More than that, variety shows gave viewers a glimpse of famous actors and familiar faces speaking not in roles but as themselves, and gave stars a chance to break free from their personas—or a chance for stars constrained by long-running characters and shows to play on that familiarity with a knowing wink. Seeing Lee Majors softshoe his way through “Puttin’ on the Ritz” or a masked Leonard Nimoy ride in on a hobby horse as The Lone Plumber humanized the actors and leavened the sometimes stiff impressions endowed by their iconic roles.
In today’s media-saturated landscape, TV and movie stars don’t have the same mystique they once did, and watching them perform goofy skits or silly songs doesn’t offer the frisson of mild mischief that became the old-fashioned variety show’s most potent ammunition.
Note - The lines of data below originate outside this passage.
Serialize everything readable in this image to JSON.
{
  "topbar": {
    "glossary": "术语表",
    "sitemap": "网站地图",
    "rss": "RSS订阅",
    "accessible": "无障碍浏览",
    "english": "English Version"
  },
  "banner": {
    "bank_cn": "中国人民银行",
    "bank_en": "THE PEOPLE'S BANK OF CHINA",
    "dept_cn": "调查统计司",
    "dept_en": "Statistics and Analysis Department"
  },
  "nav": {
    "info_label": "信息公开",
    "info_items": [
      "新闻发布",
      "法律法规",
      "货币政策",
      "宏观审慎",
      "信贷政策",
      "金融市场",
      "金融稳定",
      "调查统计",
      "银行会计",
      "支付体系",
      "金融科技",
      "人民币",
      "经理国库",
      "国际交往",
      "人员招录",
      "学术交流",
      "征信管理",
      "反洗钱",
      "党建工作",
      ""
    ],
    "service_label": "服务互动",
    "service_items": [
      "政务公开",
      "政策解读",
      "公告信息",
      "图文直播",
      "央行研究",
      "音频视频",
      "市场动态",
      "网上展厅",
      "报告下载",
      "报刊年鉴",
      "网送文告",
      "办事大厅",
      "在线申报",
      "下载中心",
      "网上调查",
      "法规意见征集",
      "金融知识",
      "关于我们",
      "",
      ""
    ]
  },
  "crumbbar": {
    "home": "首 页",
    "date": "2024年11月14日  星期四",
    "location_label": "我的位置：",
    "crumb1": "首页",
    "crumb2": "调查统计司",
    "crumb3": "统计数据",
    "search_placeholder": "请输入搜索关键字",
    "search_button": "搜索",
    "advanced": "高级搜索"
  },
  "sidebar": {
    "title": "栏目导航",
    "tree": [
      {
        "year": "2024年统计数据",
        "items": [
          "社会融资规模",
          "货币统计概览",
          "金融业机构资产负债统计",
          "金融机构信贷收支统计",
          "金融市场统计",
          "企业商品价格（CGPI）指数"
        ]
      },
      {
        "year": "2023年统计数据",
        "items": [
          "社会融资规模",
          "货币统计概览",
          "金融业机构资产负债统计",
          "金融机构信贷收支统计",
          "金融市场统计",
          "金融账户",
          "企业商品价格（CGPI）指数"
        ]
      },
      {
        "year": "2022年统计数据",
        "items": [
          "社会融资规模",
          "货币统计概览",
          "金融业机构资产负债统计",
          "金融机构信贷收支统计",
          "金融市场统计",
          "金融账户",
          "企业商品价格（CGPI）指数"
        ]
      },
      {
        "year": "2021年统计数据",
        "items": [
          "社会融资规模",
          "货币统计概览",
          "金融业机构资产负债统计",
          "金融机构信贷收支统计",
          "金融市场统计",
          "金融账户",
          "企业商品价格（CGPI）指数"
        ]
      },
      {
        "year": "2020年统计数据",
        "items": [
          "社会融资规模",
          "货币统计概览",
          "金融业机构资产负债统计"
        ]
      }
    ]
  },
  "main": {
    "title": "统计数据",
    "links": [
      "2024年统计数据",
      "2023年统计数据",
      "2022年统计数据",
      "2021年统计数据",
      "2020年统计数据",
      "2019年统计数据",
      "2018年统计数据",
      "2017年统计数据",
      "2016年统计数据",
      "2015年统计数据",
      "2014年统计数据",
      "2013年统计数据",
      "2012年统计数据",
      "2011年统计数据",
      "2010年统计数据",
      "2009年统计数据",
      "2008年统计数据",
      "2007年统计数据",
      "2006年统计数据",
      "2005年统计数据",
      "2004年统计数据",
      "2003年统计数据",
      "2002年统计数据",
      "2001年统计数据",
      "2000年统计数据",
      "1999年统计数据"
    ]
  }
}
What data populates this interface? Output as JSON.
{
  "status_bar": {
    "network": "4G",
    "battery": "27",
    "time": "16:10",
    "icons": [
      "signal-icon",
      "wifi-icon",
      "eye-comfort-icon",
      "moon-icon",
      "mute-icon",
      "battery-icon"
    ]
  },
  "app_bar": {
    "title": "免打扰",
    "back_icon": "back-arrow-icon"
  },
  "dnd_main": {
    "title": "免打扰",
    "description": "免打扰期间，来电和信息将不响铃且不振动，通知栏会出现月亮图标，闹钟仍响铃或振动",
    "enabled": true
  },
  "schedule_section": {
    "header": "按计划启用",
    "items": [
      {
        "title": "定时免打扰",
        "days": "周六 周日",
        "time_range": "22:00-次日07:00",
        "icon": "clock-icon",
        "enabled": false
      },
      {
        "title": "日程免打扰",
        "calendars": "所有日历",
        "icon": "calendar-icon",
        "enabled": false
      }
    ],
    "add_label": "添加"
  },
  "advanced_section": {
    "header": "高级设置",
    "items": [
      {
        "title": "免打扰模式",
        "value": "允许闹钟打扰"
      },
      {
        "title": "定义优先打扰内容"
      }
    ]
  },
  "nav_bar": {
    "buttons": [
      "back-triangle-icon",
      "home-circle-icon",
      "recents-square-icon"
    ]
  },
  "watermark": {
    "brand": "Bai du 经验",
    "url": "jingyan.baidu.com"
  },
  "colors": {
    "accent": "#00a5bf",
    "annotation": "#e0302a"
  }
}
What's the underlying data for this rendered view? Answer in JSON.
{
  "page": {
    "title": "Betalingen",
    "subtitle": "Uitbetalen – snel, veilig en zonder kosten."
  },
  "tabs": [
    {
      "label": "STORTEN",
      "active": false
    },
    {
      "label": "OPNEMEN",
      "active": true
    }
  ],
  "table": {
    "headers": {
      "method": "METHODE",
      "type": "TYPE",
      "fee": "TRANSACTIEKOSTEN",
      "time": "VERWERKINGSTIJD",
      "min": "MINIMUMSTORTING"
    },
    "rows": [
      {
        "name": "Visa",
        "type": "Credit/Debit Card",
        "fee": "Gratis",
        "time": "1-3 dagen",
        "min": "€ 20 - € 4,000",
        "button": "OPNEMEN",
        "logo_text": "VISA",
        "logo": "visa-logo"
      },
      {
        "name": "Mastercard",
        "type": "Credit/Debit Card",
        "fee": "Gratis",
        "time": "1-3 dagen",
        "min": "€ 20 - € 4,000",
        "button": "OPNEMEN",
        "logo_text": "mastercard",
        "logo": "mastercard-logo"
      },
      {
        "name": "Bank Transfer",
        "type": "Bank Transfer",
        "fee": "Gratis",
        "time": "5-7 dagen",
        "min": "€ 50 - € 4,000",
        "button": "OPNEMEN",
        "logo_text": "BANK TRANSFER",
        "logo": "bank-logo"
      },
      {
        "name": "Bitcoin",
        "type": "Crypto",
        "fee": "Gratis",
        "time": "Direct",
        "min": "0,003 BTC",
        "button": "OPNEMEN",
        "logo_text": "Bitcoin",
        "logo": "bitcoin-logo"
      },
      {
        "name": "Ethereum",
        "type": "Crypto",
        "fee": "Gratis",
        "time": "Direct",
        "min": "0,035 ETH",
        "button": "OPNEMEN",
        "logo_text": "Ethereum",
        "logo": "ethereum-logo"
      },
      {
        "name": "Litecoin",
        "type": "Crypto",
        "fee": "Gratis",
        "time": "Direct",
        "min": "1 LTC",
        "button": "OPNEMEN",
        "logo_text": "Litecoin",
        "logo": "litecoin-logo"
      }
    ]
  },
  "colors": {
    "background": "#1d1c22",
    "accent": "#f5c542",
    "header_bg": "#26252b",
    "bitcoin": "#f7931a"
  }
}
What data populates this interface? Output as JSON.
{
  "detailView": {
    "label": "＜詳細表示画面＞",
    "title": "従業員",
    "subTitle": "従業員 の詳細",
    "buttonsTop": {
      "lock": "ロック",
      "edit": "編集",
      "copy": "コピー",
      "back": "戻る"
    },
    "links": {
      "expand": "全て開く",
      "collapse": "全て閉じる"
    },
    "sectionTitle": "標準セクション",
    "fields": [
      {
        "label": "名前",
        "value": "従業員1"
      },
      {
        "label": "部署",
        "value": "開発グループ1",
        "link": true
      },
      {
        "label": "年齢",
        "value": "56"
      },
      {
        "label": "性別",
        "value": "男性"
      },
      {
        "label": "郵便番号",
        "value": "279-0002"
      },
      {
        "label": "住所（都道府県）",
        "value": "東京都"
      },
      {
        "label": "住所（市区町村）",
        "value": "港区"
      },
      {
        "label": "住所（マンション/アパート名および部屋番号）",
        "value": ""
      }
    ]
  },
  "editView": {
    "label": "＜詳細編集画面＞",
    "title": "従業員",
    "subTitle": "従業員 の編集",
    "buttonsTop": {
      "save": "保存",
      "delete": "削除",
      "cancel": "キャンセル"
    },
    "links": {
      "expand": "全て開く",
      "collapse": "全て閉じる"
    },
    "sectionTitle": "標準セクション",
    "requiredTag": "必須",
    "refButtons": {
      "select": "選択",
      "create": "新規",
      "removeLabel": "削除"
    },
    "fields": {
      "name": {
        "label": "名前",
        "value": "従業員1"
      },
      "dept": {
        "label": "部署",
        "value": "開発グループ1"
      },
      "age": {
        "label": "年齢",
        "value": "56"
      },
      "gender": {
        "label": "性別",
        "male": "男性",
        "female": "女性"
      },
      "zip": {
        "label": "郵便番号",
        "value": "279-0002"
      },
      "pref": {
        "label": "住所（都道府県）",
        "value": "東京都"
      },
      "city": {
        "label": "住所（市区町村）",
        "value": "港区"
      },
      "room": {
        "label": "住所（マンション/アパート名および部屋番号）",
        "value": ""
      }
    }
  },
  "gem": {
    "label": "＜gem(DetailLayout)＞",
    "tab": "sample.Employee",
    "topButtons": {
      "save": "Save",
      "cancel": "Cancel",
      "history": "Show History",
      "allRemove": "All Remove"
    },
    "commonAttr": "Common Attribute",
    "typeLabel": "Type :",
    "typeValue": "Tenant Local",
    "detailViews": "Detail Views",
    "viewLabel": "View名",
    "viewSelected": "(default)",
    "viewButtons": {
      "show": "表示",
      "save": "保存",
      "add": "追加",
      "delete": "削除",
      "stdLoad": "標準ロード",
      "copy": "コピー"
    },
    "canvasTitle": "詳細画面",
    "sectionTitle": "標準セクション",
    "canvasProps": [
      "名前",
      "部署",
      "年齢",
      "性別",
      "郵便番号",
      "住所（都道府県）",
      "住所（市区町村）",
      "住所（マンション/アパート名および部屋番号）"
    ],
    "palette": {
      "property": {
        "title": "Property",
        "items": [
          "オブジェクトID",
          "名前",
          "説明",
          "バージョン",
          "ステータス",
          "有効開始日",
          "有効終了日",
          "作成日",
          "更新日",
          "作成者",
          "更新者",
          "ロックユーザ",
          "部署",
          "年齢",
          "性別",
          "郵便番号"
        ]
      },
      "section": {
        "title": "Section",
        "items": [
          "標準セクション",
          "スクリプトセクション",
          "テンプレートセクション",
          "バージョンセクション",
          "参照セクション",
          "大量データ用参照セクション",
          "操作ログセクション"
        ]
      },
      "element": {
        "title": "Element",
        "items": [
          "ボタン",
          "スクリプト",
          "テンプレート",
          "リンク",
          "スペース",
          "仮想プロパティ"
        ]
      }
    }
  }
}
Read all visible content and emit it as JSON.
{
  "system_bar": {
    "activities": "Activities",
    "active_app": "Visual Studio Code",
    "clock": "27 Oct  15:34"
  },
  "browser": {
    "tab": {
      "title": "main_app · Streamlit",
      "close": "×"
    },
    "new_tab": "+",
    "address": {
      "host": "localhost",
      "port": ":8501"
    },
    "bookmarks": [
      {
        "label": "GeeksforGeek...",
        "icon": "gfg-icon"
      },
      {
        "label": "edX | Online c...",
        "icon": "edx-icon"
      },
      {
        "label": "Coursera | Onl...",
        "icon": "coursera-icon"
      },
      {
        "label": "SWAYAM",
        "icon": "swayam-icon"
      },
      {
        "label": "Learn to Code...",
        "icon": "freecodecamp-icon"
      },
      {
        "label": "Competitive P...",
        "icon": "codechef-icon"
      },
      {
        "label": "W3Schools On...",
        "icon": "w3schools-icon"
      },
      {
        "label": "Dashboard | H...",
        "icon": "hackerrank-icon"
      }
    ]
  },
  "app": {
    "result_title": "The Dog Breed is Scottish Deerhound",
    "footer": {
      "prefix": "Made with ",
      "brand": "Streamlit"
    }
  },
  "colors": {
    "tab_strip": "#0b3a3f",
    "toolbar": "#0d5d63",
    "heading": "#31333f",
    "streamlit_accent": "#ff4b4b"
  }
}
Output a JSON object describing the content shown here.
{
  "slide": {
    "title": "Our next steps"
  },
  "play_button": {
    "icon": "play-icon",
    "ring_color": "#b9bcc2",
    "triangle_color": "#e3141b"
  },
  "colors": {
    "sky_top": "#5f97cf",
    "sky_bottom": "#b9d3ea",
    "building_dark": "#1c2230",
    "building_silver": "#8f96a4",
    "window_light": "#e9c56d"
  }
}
That’s doubly true when the show in question relies not on a stable of charismatic or distant actors, but on a clutch of Maya Rudolph’s SNL alumni (and, oh yeah, Sean Hayes). The Captain & Tennille or Donny & Marie could squeeze some rascally fun out of the sheer silliness of an Andy Griffith or a Farrah Fawcett vamping their way through indifferent skits, but when the troupe includes seasoned comedians and sketch players, the bar is set higher.
That’s not to say that there’s no hope for the variety show in general, or for The Maya Rudolph Show specifically. At its heart, the variety show is just a vaudeville stage show or a music hall revue packaged up in an hour-long program and broadcast into your home. Like any good revue, it should be shaped by the tastes and tempos of its era, and more importantly, it should be built around the talents of its star.
The Maya Rudolph Show veers between a glittery, lavish explosion of song and frothy dresses, a genre-wise parody of The Lawrence Welk Show, and a collection of unpolished SNL sketches. If NBC decides to extend this one-off production into a summer replacement series, the writers will need to decide what the show is and embrace that as lustily as Maya Rudolph embraces her many characters (and many, many dresses).
To be more than a lavish curiosity, an artifact of a bygone era reconstructed for our tolerant amusement, The Maya Rudolph Show needs to assess its strengths. And its greatest strength is right there in the title: Maya Rudolph.
- Maya’s dance with The Laker Girls harkens back not only to the traditional variety-show reliance on dancing girls, but perhaps specifically Donny & Marie’s opening scene featuring ice skaters.
- “I wanna jam out with my clam out, is that a phrase?”
- Maya’s dresses are worthy of Eydie Gormé and the Mandrell Sisters.
- “Voluminous whhhhigs.”
- During Janelle Monáe’s performance, the camera largely frames her from the waist up, ignoring her nimble feet as she slides and skates across the stage, reducing and confining her characteristic fluid and energetic stage show, though she beams out joy and verve as always.
- It has to feel good to be name-checked by Janelle Monáe as “the #1 Electric Lady, Maya Rudolph!” and even better when it’s followed up with the lyric “Tonight we’re going to do what we want to do.”